* _BRIEF_
For this exercise, restate every line below word for word and drop the images.

Dataset rows for apps and sites:

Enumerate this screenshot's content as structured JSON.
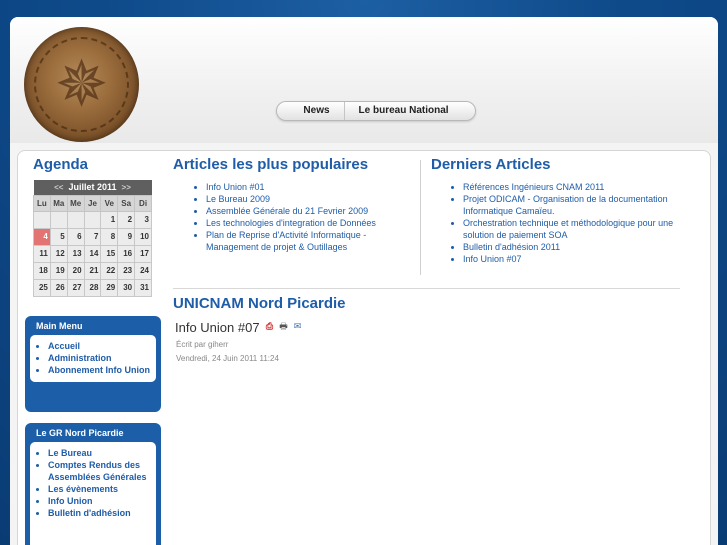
{
  "nav": {
    "items": [
      "News",
      "Le bureau National"
    ]
  },
  "agenda": {
    "title": "Agenda",
    "month_label": "Juillet 2011",
    "prev": "<<",
    "next": ">>",
    "days_of_week": [
      "Lu",
      "Ma",
      "Me",
      "Je",
      "Ve",
      "Sa",
      "Di"
    ],
    "weeks": [
      [
        "",
        "",
        "",
        "",
        "1",
        "2",
        "3"
      ],
      [
        "4",
        "5",
        "6",
        "7",
        "8",
        "9",
        "10"
      ],
      [
        "11",
        "12",
        "13",
        "14",
        "15",
        "16",
        "17"
      ],
      [
        "18",
        "19",
        "20",
        "21",
        "22",
        "23",
        "24"
      ],
      [
        "25",
        "26",
        "27",
        "28",
        "29",
        "30",
        "31"
      ]
    ],
    "today": "4",
    "today_color": "#e27474"
  },
  "main_menu": {
    "title": "Main Menu",
    "items": [
      "Accueil",
      "Administration",
      "Abonnement Info Union"
    ]
  },
  "gr_menu": {
    "title": "Le GR Nord Picardie",
    "items": [
      "Le Bureau",
      "Comptes Rendus des Assemblées Générales",
      "Les évènements",
      "Info Union",
      "Bulletin d'adhésion"
    ]
  },
  "popular": {
    "title": "Articles les plus populaires",
    "items": [
      "Info Union #01",
      "Le Bureau 2009",
      "Assemblée Générale du 21 Fevrier 2009",
      "Les technologies d'integration de Données",
      "Plan de Reprise d'Activité Informatique - Management de projet & Outillages"
    ]
  },
  "latest": {
    "title": "Derniers Articles",
    "items": [
      "Références Ingénieurs CNAM 2011",
      "Projet ODICAM - Organisation de la documentation Informatique Camaïeu.",
      "Orchestration technique et méthodologique pour une solution de paiement SOA",
      "Bulletin d'adhésion 2011",
      "Info Union #07"
    ]
  },
  "section": {
    "title": "UNICNAM Nord Picardie"
  },
  "article": {
    "title": "Info Union #07",
    "author": "Écrit par giherr",
    "date": "Vendredi, 24 Juin 2011 11:24"
  },
  "colors": {
    "accent": "#1f5da8",
    "background": "#0e4a8a"
  }
}
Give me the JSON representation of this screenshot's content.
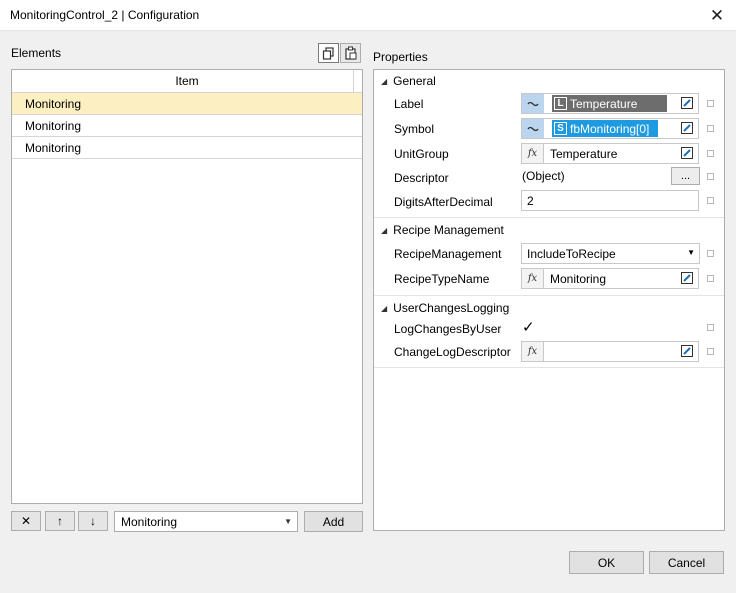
{
  "window": {
    "title": "MonitoringControl_2 | Configuration",
    "close_label": "✕"
  },
  "elements": {
    "label": "Elements",
    "column_header": "Item",
    "items": [
      "Monitoring",
      "Monitoring",
      "Monitoring"
    ],
    "selected_index": 0,
    "toolbar_icons": [
      "copy-icon",
      "paste-icon"
    ],
    "footer": {
      "delete_label": "✕",
      "up_label": "↑",
      "down_label": "↓",
      "type_value": "Monitoring",
      "add_label": "Add"
    }
  },
  "properties": {
    "label": "Properties",
    "groups": {
      "general": {
        "title": "General",
        "label_name": "Label",
        "label_badge": "L",
        "label_value": "Temperature",
        "symbol_name": "Symbol",
        "symbol_badge": "S",
        "symbol_value": "fbMonitoring[0]",
        "unitgroup_name": "UnitGroup",
        "unitgroup_value": "Temperature",
        "descriptor_name": "Descriptor",
        "descriptor_value": "(Object)",
        "descriptor_button": "...",
        "digits_name": "DigitsAfterDecimal",
        "digits_value": "2"
      },
      "recipe": {
        "title": "Recipe Management",
        "management_name": "RecipeManagement",
        "management_value": "IncludeToRecipe",
        "typename_name": "RecipeTypeName",
        "typename_value": "Monitoring"
      },
      "logging": {
        "title": "UserChangesLogging",
        "logchanges_name": "LogChangesByUser",
        "logchanges_checked": true,
        "logchanges_mark": "✓",
        "changelog_name": "ChangeLogDescriptor",
        "changelog_value": ""
      }
    }
  },
  "dialog": {
    "ok_label": "OK",
    "cancel_label": "Cancel"
  },
  "colors": {
    "selected_row": "#fcefc1",
    "label_chip": "#6d6d6d",
    "symbol_chip": "#1e9be0",
    "binding_icon_bg": "#bcd5ef"
  }
}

* _RESULT FOR THIS TASK_
Enumerate this screenshot's content as structured JSON.
{
  "nav": {
    "items": [
      "News",
      "Le bureau National"
    ]
  },
  "agenda": {
    "title": "Agenda",
    "month_label": "Juillet 2011",
    "prev": "<<",
    "next": ">>",
    "days_of_week": [
      "Lu",
      "Ma",
      "Me",
      "Je",
      "Ve",
      "Sa",
      "Di"
    ],
    "weeks": [
      [
        "",
        "",
        "",
        "",
        "1",
        "2",
        "3"
      ],
      [
        "4",
        "5",
        "6",
        "7",
        "8",
        "9",
        "10"
      ],
      [
        "11",
        "12",
        "13",
        "14",
        "15",
        "16",
        "17"
      ],
      [
        "18",
        "19",
        "20",
        "21",
        "22",
        "23",
        "24"
      ],
      [
        "25",
        "26",
        "27",
        "28",
        "29",
        "30",
        "31"
      ]
    ],
    "today": "4",
    "today_color": "#e27474"
  },
  "main_menu": {
    "title": "Main Menu",
    "items": [
      "Accueil",
      "Administration",
      "Abonnement Info Union"
    ]
  },
  "gr_menu": {
    "title": "Le GR Nord Picardie",
    "items": [
      "Le Bureau",
      "Comptes Rendus des Assemblées Générales",
      "Les évènements",
      "Info Union",
      "Bulletin d'adhésion"
    ]
  },
  "popular": {
    "title": "Articles les plus populaires",
    "items": [
      "Info Union #01",
      "Le Bureau 2009",
      "Assemblée Générale du 21 Fevrier 2009",
      "Les technologies d'integration de Données",
      "Plan de Reprise d'Activité Informatique - Management de projet & Outillages"
    ]
  },
  "latest": {
    "title": "Derniers Articles",
    "items": [
      "Références Ingénieurs CNAM 2011",
      "Projet ODICAM - Organisation de la documentation Informatique Camaïeu.",
      "Orchestration technique et méthodologique pour une solution de paiement SOA",
      "Bulletin d'adhésion 2011",
      "Info Union #07"
    ]
  },
  "section": {
    "title": "UNICNAM Nord Picardie"
  },
  "article": {
    "title": "Info Union #07",
    "author": "Écrit par giherr",
    "date": "Vendredi, 24 Juin 2011 11:24"
  },
  "colors": {
    "accent": "#1f5da8",
    "background": "#0e4a8a"
  }
}
Give me the JSON representation of this screenshot's content.
{
  "window": {
    "title": "MonitoringControl_2 | Configuration",
    "close_label": "✕"
  },
  "elements": {
    "label": "Elements",
    "column_header": "Item",
    "items": [
      "Monitoring",
      "Monitoring",
      "Monitoring"
    ],
    "selected_index": 0,
    "toolbar_icons": [
      "copy-icon",
      "paste-icon"
    ],
    "footer": {
      "delete_label": "✕",
      "up_label": "↑",
      "down_label": "↓",
      "type_value": "Monitoring",
      "add_label": "Add"
    }
  },
  "properties": {
    "label": "Properties",
    "groups": {
      "general": {
        "title": "General",
        "label_name": "Label",
        "label_badge": "L",
        "label_value": "Temperature",
        "symbol_name": "Symbol",
        "symbol_badge": "S",
        "symbol_value": "fbMonitoring[0]",
        "unitgroup_name": "UnitGroup",
        "unitgroup_value": "Temperature",
        "descriptor_name": "Descriptor",
        "descriptor_value": "(Object)",
        "descriptor_button": "...",
        "digits_name": "DigitsAfterDecimal",
        "digits_value": "2"
      },
      "recipe": {
        "title": "Recipe Management",
        "management_name": "RecipeManagement",
        "management_value": "IncludeToRecipe",
        "typename_name": "RecipeTypeName",
        "typename_value": "Monitoring"
      },
      "logging": {
        "title": "UserChangesLogging",
        "logchanges_name": "LogChangesByUser",
        "logchanges_checked": true,
        "logchanges_mark": "✓",
        "changelog_name": "ChangeLogDescriptor",
        "changelog_value": ""
      }
    }
  },
  "dialog": {
    "ok_label": "OK",
    "cancel_label": "Cancel"
  },
  "colors": {
    "selected_row": "#fcefc1",
    "label_chip": "#6d6d6d",
    "symbol_chip": "#1e9be0",
    "binding_icon_bg": "#bcd5ef"
  }
}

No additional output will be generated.